### TASK ITEM
Under this task are some entries; return every one of them exactly.

### DATA EXTRACT
★ ★ ★ ★
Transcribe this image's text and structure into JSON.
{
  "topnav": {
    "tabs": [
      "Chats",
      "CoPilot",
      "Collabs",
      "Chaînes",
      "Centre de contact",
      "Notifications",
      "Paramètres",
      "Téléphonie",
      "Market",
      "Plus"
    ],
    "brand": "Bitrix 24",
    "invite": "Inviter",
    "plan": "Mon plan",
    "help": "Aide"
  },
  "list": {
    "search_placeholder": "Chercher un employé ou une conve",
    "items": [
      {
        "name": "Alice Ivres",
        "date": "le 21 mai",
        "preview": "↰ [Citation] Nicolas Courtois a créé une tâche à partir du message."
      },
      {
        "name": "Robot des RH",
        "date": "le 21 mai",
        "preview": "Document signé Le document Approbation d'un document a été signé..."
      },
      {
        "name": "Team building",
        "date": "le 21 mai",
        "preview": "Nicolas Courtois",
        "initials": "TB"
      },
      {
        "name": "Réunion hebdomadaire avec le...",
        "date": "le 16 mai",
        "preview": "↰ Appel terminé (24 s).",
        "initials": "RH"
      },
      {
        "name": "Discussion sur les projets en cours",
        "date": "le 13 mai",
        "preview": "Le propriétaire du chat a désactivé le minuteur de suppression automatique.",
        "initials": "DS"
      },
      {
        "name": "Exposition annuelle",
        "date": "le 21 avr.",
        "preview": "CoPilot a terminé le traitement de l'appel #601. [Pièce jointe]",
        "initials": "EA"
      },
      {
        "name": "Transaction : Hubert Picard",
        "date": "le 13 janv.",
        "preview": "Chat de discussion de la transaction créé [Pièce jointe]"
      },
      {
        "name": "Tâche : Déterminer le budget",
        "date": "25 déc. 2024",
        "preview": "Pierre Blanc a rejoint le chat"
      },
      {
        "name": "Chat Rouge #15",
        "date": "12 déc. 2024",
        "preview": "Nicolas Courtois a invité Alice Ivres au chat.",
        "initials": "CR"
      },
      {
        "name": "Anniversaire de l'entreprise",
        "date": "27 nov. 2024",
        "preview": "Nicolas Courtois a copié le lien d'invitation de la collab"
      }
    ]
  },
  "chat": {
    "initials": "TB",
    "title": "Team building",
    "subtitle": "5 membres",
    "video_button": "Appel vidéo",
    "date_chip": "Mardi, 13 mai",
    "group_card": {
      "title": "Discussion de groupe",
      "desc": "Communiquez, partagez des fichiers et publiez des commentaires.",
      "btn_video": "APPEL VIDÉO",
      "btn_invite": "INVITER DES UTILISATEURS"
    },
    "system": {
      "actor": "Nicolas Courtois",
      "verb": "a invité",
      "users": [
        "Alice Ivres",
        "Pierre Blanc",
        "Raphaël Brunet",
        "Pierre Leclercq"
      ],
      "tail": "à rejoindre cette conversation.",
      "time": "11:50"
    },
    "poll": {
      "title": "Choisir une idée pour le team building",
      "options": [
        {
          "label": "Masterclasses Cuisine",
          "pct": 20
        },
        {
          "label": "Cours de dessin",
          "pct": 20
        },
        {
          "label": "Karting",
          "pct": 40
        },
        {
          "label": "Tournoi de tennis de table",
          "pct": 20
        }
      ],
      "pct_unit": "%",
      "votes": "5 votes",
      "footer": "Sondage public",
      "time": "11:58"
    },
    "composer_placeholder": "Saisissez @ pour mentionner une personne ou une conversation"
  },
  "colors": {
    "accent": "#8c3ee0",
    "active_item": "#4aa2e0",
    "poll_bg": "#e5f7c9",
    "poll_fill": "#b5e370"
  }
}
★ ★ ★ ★
### COMPLETED TASK
Transcribe this image's text and structure into JSON.
{
  "topnav": {
    "tabs": [
      "Chats",
      "CoPilot",
      "Collabs",
      "Chaînes",
      "Centre de contact",
      "Notifications",
      "Paramètres",
      "Téléphonie",
      "Market",
      "Plus"
    ],
    "brand": "Bitrix 24",
    "invite": "Inviter",
    "plan": "Mon plan",
    "help": "Aide"
  },
  "list": {
    "search_placeholder": "Chercher un employé ou une conve",
    "items": [
      {
        "name": "Alice Ivres",
        "date": "le 21 mai",
        "preview": "↰ [Citation] Nicolas Courtois a créé une tâche à partir du message."
      },
      {
        "name": "Robot des RH",
        "date": "le 21 mai",
        "preview": "Document signé Le document Approbation d'un document a été signé..."
      },
      {
        "name": "Team building",
        "date": "le 21 mai",
        "preview": "Nicolas Courtois",
        "initials": "TB"
      },
      {
        "name": "Réunion hebdomadaire avec le...",
        "date": "le 16 mai",
        "preview": "↰ Appel terminé (24 s).",
        "initials": "RH"
      },
      {
        "name": "Discussion sur les projets en cours",
        "date": "le 13 mai",
        "preview": "Le propriétaire du chat a désactivé le minuteur de suppression automatique.",
        "initials": "DS"
      },
      {
        "name": "Exposition annuelle",
        "date": "le 21 avr.",
        "preview": "CoPilot a terminé le traitement de l'appel #601. [Pièce jointe]",
        "initials": "EA"
      },
      {
        "name": "Transaction : Hubert Picard",
        "date": "le 13 janv.",
        "preview": "Chat de discussion de la transaction créé [Pièce jointe]"
      },
      {
        "name": "Tâche : Déterminer le budget",
        "date": "25 déc. 2024",
        "preview": "Pierre Blanc a rejoint le chat"
      },
      {
        "name": "Chat Rouge #15",
        "date": "12 déc. 2024",
        "preview": "Nicolas Courtois a invité Alice Ivres au chat.",
        "initials": "CR"
      },
      {
        "name": "Anniversaire de l'entreprise",
        "date": "27 nov. 2024",
        "preview": "Nicolas Courtois a copié le lien d'invitation de la collab"
      }
    ]
  },
  "chat": {
    "initials": "TB",
    "title": "Team building",
    "subtitle": "5 membres",
    "video_button": "Appel vidéo",
    "date_chip": "Mardi, 13 mai",
    "group_card": {
      "title": "Discussion de groupe",
      "desc": "Communiquez, partagez des fichiers et publiez des commentaires.",
      "btn_video": "APPEL VIDÉO",
      "btn_invite": "INVITER DES UTILISATEURS"
    },
    "system": {
      "actor": "Nicolas Courtois",
      "verb": "a invité",
      "users": [
        "Alice Ivres",
        "Pierre Blanc",
        "Raphaël Brunet",
        "Pierre Leclercq"
      ],
      "tail": "à rejoindre cette conversation.",
      "time": "11:50"
    },
    "poll": {
      "title": "Choisir une idée pour le team building",
      "options": [
        {
          "label": "Masterclasses Cuisine",
          "pct": 20
        },
        {
          "label": "Cours de dessin",
          "pct": 20
        },
        {
          "label": "Karting",
          "pct": 40
        },
        {
          "label": "Tournoi de tennis de table",
          "pct": 20
        }
      ],
      "pct_unit": "%",
      "votes": "5 votes",
      "footer": "Sondage public",
      "time": "11:58"
    },
    "composer_placeholder": "Saisissez @ pour mentionner une personne ou une conversation"
  },
  "colors": {
    "accent": "#8c3ee0",
    "active_item": "#4aa2e0",
    "poll_bg": "#e5f7c9",
    "poll_fill": "#b5e370"
  }
}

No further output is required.